The resolution, I think, might be slightly above average for USD$17. Don’t quote me on that, but I do find myself hearing things that I don’t imagine I would typically hear on a USD$17 pair of IEMs. It’d be dismal for any IEM above USD$50, but again, for its price, it’s good enough.
The soundstaging, on the other hand, is quite dismal, and below expectations. Bullet-shaped IEMs are kind of known for having subpar, very “inside-of-head” imaging – take the Etymotic ER4’s, which are known for having a somewhat small, flat soundstage.
The X49 is worse even than that. Because of the design, and in part the frequency response, the imaging is vague, blurred, and the soundstage is quite constricted. It’s not that there’s no left-right separation, but…just trust me, it’s not very good.
And there you have it! The NiceHCK X49 is a truly uninspired product, but then again, what could we truly call “inspired” at the USD$17 price point?
Yes, we do have to contend with the reality of the pricing here, if only for a moment. But I still don’t think I’d recommend the X49, preferring instead to recommend something like the cheaper Sony MH755 or the slightly more expensive BLON BL-03. Or, a host of alternatives by manufacturer KZ.
These earphones are not going to be perfect, but they’ll offer a more even tuning and a more lively representation of transients than the X49.
If you are truly looking for a warm, blunted, slightly dull-sounding IEM for USD$17, though, step right up. I’m not judging.

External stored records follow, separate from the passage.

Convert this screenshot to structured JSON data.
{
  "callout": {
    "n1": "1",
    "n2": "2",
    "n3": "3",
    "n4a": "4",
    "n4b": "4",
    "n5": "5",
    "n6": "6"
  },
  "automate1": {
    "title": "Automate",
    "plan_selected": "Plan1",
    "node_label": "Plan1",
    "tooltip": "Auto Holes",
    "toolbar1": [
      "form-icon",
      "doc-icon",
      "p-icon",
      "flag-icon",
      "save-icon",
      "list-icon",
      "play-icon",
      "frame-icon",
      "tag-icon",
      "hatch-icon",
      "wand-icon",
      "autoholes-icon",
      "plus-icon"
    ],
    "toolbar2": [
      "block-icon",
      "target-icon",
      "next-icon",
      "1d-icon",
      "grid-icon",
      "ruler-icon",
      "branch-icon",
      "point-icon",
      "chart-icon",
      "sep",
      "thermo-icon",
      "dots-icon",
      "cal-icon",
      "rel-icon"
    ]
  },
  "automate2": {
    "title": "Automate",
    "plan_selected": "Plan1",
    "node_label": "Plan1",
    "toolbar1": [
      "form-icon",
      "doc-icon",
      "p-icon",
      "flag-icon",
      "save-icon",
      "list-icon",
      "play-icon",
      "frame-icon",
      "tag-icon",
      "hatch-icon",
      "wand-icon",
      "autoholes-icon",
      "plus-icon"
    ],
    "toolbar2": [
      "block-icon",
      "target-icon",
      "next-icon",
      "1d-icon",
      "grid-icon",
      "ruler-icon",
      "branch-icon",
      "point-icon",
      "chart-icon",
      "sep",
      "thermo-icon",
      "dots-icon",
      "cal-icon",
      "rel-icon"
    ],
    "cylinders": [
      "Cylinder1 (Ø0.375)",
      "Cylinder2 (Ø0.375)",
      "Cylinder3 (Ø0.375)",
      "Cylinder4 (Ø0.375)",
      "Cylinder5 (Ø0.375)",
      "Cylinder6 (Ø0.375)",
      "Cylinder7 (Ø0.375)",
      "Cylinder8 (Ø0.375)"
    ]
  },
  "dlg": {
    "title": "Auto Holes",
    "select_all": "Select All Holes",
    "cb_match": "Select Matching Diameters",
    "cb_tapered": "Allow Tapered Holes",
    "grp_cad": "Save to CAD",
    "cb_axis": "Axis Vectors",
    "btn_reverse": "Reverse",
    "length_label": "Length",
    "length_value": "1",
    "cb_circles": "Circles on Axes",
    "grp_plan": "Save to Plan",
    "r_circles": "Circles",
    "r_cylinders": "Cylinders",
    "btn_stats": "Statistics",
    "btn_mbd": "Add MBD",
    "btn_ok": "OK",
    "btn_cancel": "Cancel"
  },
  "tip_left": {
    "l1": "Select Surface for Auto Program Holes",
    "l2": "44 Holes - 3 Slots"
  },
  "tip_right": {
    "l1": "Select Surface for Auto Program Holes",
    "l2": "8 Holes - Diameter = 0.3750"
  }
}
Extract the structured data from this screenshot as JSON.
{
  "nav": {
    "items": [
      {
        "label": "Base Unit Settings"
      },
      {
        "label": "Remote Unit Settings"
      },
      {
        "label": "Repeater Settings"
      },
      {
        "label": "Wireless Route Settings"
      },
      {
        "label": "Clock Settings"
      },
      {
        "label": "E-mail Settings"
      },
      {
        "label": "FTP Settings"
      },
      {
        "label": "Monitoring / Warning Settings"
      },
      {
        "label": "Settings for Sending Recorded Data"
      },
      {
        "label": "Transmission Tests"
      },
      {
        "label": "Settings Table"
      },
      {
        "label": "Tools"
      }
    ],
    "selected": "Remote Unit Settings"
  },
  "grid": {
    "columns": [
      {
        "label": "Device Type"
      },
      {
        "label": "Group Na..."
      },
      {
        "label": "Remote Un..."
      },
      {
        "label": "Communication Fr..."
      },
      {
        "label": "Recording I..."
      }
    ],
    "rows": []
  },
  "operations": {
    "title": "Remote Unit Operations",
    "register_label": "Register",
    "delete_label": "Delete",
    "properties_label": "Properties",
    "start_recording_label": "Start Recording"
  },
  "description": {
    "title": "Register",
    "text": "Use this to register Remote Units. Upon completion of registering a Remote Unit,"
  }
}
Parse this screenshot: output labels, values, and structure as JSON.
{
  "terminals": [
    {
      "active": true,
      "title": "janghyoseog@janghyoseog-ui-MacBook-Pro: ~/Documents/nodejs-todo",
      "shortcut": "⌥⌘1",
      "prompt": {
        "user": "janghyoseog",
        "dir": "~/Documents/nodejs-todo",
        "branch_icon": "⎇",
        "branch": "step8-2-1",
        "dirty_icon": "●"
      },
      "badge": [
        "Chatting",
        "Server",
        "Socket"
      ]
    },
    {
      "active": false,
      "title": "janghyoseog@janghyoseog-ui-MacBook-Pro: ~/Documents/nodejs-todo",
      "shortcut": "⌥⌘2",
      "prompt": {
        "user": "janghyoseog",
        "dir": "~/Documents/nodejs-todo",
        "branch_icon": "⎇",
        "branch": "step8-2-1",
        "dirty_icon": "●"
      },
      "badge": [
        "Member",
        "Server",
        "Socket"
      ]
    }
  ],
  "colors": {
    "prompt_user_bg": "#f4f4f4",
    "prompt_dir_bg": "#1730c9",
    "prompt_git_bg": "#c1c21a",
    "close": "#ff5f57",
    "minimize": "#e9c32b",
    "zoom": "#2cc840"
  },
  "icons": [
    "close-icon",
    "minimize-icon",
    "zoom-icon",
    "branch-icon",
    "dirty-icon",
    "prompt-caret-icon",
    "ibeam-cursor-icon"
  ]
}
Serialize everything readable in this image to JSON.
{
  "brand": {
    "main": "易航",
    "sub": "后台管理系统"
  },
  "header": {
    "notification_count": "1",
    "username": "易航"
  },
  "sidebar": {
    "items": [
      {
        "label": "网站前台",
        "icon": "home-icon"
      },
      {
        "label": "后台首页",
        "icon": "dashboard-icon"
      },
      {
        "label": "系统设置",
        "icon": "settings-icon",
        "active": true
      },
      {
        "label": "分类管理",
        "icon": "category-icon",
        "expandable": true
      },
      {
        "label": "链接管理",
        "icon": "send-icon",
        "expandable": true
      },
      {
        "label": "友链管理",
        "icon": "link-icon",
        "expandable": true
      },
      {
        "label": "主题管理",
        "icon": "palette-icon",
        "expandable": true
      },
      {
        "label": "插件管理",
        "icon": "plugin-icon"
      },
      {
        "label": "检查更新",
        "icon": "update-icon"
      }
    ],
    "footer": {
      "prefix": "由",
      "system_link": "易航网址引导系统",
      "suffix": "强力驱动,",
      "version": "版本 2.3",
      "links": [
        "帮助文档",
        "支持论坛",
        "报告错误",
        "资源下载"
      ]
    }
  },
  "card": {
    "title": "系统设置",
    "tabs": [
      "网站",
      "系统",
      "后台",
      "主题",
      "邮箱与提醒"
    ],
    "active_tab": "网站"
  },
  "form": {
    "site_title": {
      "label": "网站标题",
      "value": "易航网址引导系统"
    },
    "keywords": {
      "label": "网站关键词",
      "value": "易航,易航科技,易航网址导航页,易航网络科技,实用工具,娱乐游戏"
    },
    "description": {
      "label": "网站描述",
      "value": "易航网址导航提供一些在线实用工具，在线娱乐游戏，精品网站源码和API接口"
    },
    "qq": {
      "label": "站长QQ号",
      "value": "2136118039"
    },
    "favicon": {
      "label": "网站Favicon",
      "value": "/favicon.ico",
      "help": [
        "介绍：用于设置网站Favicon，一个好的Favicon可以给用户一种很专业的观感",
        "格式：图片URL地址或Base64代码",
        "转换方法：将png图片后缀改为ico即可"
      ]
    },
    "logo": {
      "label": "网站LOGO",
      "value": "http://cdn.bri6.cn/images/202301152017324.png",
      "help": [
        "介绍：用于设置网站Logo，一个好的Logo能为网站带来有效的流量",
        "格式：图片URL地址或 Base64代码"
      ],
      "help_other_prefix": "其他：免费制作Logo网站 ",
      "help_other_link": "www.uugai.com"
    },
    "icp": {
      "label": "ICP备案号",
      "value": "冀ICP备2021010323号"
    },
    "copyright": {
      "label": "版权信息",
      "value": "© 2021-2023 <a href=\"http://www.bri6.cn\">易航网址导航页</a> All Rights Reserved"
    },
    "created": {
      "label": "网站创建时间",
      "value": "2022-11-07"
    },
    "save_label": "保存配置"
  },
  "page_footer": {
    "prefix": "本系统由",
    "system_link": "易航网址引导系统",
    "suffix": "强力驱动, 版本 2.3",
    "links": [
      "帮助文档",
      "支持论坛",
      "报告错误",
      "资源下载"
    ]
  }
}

I have read elsewhere that the X49 sounds, to some, as good as a USD$70 earphone. I am not sure what these people were hearing, but it is certainly not the same product as mine. The X49 sounds just about right for its USD$17 price.